# EXERCISE DIRECTIONS
Return every record exactly. Omit nothing.

# INPUT DATA
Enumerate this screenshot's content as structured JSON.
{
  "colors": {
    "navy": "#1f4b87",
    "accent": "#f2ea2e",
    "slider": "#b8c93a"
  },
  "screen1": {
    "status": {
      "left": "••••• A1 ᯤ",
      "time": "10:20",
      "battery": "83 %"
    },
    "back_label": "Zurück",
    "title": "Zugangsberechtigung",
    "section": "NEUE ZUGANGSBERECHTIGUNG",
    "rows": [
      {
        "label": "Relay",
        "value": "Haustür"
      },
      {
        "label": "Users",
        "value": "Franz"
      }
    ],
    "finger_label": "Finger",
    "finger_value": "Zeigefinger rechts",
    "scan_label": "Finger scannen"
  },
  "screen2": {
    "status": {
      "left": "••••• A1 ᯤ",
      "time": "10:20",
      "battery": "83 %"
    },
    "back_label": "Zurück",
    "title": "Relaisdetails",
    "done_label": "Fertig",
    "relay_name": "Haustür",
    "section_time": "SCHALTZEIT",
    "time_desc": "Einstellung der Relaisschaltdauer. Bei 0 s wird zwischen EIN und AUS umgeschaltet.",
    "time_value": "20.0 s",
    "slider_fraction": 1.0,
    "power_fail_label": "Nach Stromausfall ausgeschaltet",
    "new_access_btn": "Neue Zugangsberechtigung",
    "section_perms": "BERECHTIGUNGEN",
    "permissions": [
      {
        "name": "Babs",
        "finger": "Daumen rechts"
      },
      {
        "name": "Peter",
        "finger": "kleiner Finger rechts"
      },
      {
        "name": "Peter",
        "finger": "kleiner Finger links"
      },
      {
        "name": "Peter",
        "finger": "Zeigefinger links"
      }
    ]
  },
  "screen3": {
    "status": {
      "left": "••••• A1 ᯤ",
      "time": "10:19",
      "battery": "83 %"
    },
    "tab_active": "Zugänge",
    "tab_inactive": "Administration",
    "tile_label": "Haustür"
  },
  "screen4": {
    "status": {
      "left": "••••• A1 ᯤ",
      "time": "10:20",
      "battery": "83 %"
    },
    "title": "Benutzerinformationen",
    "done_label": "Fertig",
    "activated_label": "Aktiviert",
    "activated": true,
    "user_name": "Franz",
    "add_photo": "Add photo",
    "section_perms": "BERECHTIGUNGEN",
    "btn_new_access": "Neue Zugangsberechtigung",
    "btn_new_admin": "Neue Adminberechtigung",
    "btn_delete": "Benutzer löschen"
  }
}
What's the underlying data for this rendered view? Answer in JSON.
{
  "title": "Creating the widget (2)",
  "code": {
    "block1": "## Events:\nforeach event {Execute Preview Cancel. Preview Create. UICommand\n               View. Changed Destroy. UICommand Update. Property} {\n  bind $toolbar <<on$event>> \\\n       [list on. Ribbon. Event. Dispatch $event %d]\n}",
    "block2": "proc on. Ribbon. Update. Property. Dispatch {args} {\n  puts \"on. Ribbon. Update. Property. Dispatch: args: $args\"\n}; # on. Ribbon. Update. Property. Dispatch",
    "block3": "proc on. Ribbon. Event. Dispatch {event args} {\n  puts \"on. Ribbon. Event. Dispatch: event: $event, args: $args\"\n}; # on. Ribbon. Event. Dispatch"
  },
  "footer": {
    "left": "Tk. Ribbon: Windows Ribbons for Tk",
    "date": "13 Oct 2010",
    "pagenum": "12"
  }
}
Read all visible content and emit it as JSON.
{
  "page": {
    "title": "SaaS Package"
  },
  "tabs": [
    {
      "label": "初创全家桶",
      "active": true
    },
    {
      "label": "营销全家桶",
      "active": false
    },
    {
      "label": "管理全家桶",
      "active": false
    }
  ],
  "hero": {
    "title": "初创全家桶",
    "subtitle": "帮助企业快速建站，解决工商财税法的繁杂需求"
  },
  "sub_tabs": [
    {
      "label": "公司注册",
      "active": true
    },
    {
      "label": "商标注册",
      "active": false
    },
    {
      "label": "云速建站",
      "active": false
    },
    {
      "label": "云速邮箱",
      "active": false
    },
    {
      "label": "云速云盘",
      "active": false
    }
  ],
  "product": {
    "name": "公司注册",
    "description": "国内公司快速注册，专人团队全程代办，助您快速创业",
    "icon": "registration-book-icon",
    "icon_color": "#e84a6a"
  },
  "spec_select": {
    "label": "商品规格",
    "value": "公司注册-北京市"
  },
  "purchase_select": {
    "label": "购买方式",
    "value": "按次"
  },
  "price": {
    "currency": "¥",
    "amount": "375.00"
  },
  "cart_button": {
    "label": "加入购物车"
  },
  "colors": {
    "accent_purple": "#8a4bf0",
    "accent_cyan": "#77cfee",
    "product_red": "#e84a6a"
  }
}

# SOLUTION FOR THIS PROBLEM
Enumerate this screenshot's content as structured JSON.
{
  "colors": {
    "navy": "#1f4b87",
    "accent": "#f2ea2e",
    "slider": "#b8c93a"
  },
  "screen1": {
    "status": {
      "left": "••••• A1 ᯤ",
      "time": "10:20",
      "battery": "83 %"
    },
    "back_label": "Zurück",
    "title": "Zugangsberechtigung",
    "section": "NEUE ZUGANGSBERECHTIGUNG",
    "rows": [
      {
        "label": "Relay",
        "value": "Haustür"
      },
      {
        "label": "Users",
        "value": "Franz"
      }
    ],
    "finger_label": "Finger",
    "finger_value": "Zeigefinger rechts",
    "scan_label": "Finger scannen"
  },
  "screen2": {
    "status": {
      "left": "••••• A1 ᯤ",
      "time": "10:20",
      "battery": "83 %"
    },
    "back_label": "Zurück",
    "title": "Relaisdetails",
    "done_label": "Fertig",
    "relay_name": "Haustür",
    "section_time": "SCHALTZEIT",
    "time_desc": "Einstellung der Relaisschaltdauer. Bei 0 s wird zwischen EIN und AUS umgeschaltet.",
    "time_value": "20.0 s",
    "slider_fraction": 1.0,
    "power_fail_label": "Nach Stromausfall ausgeschaltet",
    "new_access_btn": "Neue Zugangsberechtigung",
    "section_perms": "BERECHTIGUNGEN",
    "permissions": [
      {
        "name": "Babs",
        "finger": "Daumen rechts"
      },
      {
        "name": "Peter",
        "finger": "kleiner Finger rechts"
      },
      {
        "name": "Peter",
        "finger": "kleiner Finger links"
      },
      {
        "name": "Peter",
        "finger": "Zeigefinger links"
      }
    ]
  },
  "screen3": {
    "status": {
      "left": "••••• A1 ᯤ",
      "time": "10:19",
      "battery": "83 %"
    },
    "tab_active": "Zugänge",
    "tab_inactive": "Administration",
    "tile_label": "Haustür"
  },
  "screen4": {
    "status": {
      "left": "••••• A1 ᯤ",
      "time": "10:20",
      "battery": "83 %"
    },
    "title": "Benutzerinformationen",
    "done_label": "Fertig",
    "activated_label": "Aktiviert",
    "activated": true,
    "user_name": "Franz",
    "add_photo": "Add photo",
    "section_perms": "BERECHTIGUNGEN",
    "btn_new_access": "Neue Zugangsberechtigung",
    "btn_new_admin": "Neue Adminberechtigung",
    "btn_delete": "Benutzer löschen"
  }
}
What's the underlying data for this rendered view? Answer in JSON.
{
  "title": "Creating the widget (2)",
  "code": {
    "block1": "## Events:\nforeach event {Execute Preview Cancel. Preview Create. UICommand\n               View. Changed Destroy. UICommand Update. Property} {\n  bind $toolbar <<on$event>> \\\n       [list on. Ribbon. Event. Dispatch $event %d]\n}",
    "block2": "proc on. Ribbon. Update. Property. Dispatch {args} {\n  puts \"on. Ribbon. Update. Property. Dispatch: args: $args\"\n}; # on. Ribbon. Update. Property. Dispatch",
    "block3": "proc on. Ribbon. Event. Dispatch {event args} {\n  puts \"on. Ribbon. Event. Dispatch: event: $event, args: $args\"\n}; # on. Ribbon. Event. Dispatch"
  },
  "footer": {
    "left": "Tk. Ribbon: Windows Ribbons for Tk",
    "date": "13 Oct 2010",
    "pagenum": "12"
  }
}
Read all visible content and emit it as JSON.
{
  "page": {
    "title": "SaaS Package"
  },
  "tabs": [
    {
      "label": "初创全家桶",
      "active": true
    },
    {
      "label": "营销全家桶",
      "active": false
    },
    {
      "label": "管理全家桶",
      "active": false
    }
  ],
  "hero": {
    "title": "初创全家桶",
    "subtitle": "帮助企业快速建站，解决工商财税法的繁杂需求"
  },
  "sub_tabs": [
    {
      "label": "公司注册",
      "active": true
    },
    {
      "label": "商标注册",
      "active": false
    },
    {
      "label": "云速建站",
      "active": false
    },
    {
      "label": "云速邮箱",
      "active": false
    },
    {
      "label": "云速云盘",
      "active": false
    }
  ],
  "product": {
    "name": "公司注册",
    "description": "国内公司快速注册，专人团队全程代办，助您快速创业",
    "icon": "registration-book-icon",
    "icon_color": "#e84a6a"
  },
  "spec_select": {
    "label": "商品规格",
    "value": "公司注册-北京市"
  },
  "purchase_select": {
    "label": "购买方式",
    "value": "按次"
  },
  "price": {
    "currency": "¥",
    "amount": "375.00"
  },
  "cart_button": {
    "label": "加入购物车"
  },
  "colors": {
    "accent_purple": "#8a4bf0",
    "accent_cyan": "#77cfee",
    "product_red": "#e84a6a"
  }
}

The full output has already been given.